4. Now the first appetite man had in order to his great end was, to be as perfect as he could, that is, to be as like the best thing he knew as his nature and condition would permit. And although by Adam's fancy and affection to his wife, and by God's appointing fruit for him, we see the lower appetites were first provided for; yet the first appetite which man had, as he distinguishes from lower creatures, was to be like God, (for by that the devil tempted him); and
benè beatèque vivendi, si non concessum sibi munus à summo Deo negligant. -Chalcid. ad Timæ. 16.
d Ἐν τοῖς φύσει δεῖ τὸ βέλτιον, ἐὰν ἐνδέχεται, ὑπάρχειν μᾶλλον, ἡ φύσις ἀεὶ ποιεῖ τῶν ἐνδεχομένων τὸ βέλτιστον.-Αrist. de Calo.
in order to that he had naturally sufficient instruments and abilities. For although by being abused with the devil's sophistry he chose an incompetent instrument, yet because it is naturally certain, that love is the greatest assimilation of the object and the faculty, Adam by loving God might very well approach nearer him according as he could. And it was natural to Adam to love God, who was his Father, his Creator, the fountain of all good to him, and of excellency in himself; and whatsoever is understood to be such, it is as natural for us to love, and we do it for the same reasons, for which we love any thing else; and we cannot love for any other reason, but for one or both these in their proportion apprehended.

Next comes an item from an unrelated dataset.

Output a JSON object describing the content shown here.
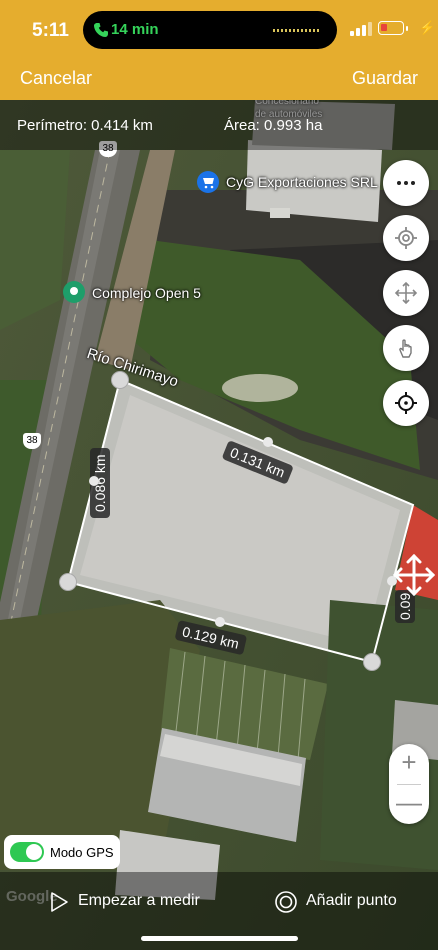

5. But because God is not only excellent and good, but, by being supreme Lord, hath power to give us what laws he pleases, obedience to his laws therefore becomes naturally, but consequently, necessary, when God decrees them; because he does make himself an enemy to all rebels and disobedient sons, by affixing penalties to the transgressors: and therefore disobedience is naturally inconsistent, not only with love to ourselves, because it brings afflictions upon us, but with love to our supreme Lawgiver: it is contrary to the natural love we bear to God so understood, because it makes him our enemy, whom naturally and reasonably we cannot but love; and therefore also opposite to the first appetite of man, which is to be like God, in order to which we have naturally no instrument but love, and the consequents of love.
6. And this is not at all to be contradicted by a pretence that a man does not naturally know there is a God; because by the same instrument by which we know that the world began, or that there was a first man, by the same we know that there is a God, and that he also knew it too, and conversed with that God, and received laws from him. For if we discourse of man, and the law of nature, and the first appetites, and the first reasons abstractedly, and in their own complexions, and without all their relations and provisions, we discourse jejunely, and falsely, and unprofitably. For as man did not come by chance, nor by himself, but from the universal Cause, so we know that this universal Cause did do all that was necessary for him, in order to the end he appointed